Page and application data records
>>>>>

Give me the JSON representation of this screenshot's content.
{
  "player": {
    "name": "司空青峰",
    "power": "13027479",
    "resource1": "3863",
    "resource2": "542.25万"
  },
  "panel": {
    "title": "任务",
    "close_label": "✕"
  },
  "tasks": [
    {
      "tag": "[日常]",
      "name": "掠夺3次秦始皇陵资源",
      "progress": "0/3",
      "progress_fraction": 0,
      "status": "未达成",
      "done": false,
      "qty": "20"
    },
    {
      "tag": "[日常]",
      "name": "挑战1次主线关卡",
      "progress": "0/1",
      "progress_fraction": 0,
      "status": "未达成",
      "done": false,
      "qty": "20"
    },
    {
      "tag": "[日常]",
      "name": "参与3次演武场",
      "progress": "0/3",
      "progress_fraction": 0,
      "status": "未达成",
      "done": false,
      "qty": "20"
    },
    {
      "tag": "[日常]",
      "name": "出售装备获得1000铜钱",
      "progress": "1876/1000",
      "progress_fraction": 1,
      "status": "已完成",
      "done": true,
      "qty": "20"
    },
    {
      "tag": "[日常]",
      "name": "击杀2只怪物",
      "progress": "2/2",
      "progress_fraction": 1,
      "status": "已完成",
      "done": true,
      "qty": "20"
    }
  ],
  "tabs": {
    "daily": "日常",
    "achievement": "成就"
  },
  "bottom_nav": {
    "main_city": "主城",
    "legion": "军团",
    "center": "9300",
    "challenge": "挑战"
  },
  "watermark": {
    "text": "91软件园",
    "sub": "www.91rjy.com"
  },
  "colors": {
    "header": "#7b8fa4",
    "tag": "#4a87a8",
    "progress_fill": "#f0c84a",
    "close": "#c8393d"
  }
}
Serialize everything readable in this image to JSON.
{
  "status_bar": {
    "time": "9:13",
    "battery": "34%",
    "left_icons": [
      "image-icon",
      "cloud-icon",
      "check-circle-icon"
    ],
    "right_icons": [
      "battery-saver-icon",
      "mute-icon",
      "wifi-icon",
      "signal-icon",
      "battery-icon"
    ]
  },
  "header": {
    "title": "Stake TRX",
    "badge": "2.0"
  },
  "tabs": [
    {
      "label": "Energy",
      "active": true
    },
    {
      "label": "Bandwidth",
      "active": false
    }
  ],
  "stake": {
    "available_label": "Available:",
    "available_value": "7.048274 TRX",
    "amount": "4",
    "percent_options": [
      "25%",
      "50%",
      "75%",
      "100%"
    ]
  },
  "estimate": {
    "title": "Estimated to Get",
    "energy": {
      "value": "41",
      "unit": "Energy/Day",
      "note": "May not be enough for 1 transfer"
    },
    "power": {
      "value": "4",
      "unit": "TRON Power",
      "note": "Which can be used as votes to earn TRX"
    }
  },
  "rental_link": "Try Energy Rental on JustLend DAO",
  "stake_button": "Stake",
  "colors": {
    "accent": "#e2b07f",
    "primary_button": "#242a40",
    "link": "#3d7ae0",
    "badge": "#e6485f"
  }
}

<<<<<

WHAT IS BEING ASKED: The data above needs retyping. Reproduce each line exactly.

TASK OUTPUT:
Give me the JSON representation of this screenshot's content.
{
  "player": {
    "name": "司空青峰",
    "power": "13027479",
    "resource1": "3863",
    "resource2": "542.25万"
  },
  "panel": {
    "title": "任务",
    "close_label": "✕"
  },
  "tasks": [
    {
      "tag": "[日常]",
      "name": "掠夺3次秦始皇陵资源",
      "progress": "0/3",
      "progress_fraction": 0,
      "status": "未达成",
      "done": false,
      "qty": "20"
    },
    {
      "tag": "[日常]",
      "name": "挑战1次主线关卡",
      "progress": "0/1",
      "progress_fraction": 0,
      "status": "未达成",
      "done": false,
      "qty": "20"
    },
    {
      "tag": "[日常]",
      "name": "参与3次演武场",
      "progress": "0/3",
      "progress_fraction": 0,
      "status": "未达成",
      "done": false,
      "qty": "20"
    },
    {
      "tag": "[日常]",
      "name": "出售装备获得1000铜钱",
      "progress": "1876/1000",
      "progress_fraction": 1,
      "status": "已完成",
      "done": true,
      "qty": "20"
    },
    {
      "tag": "[日常]",
      "name": "击杀2只怪物",
      "progress": "2/2",
      "progress_fraction": 1,
      "status": "已完成",
      "done": true,
      "qty": "20"
    }
  ],
  "tabs": {
    "daily": "日常",
    "achievement": "成就"
  },
  "bottom_nav": {
    "main_city": "主城",
    "legion": "军团",
    "center": "9300",
    "challenge": "挑战"
  },
  "watermark": {
    "text": "91软件园",
    "sub": "www.91rjy.com"
  },
  "colors": {
    "header": "#7b8fa4",
    "tag": "#4a87a8",
    "progress_fill": "#f0c84a",
    "close": "#c8393d"
  }
}
Serialize everything readable in this image to JSON.
{
  "status_bar": {
    "time": "9:13",
    "battery": "34%",
    "left_icons": [
      "image-icon",
      "cloud-icon",
      "check-circle-icon"
    ],
    "right_icons": [
      "battery-saver-icon",
      "mute-icon",
      "wifi-icon",
      "signal-icon",
      "battery-icon"
    ]
  },
  "header": {
    "title": "Stake TRX",
    "badge": "2.0"
  },
  "tabs": [
    {
      "label": "Energy",
      "active": true
    },
    {
      "label": "Bandwidth",
      "active": false
    }
  ],
  "stake": {
    "available_label": "Available:",
    "available_value": "7.048274 TRX",
    "amount": "4",
    "percent_options": [
      "25%",
      "50%",
      "75%",
      "100%"
    ]
  },
  "estimate": {
    "title": "Estimated to Get",
    "energy": {
      "value": "41",
      "unit": "Energy/Day",
      "note": "May not be enough for 1 transfer"
    },
    "power": {
      "value": "4",
      "unit": "TRON Power",
      "note": "Which can be used as votes to earn TRX"
    }
  },
  "rental_link": "Try Energy Rental on JustLend DAO",
  "stake_button": "Stake",
  "colors": {
    "accent": "#e2b07f",
    "primary_button": "#242a40",
    "link": "#3d7ae0",
    "badge": "#e6485f"
  }
}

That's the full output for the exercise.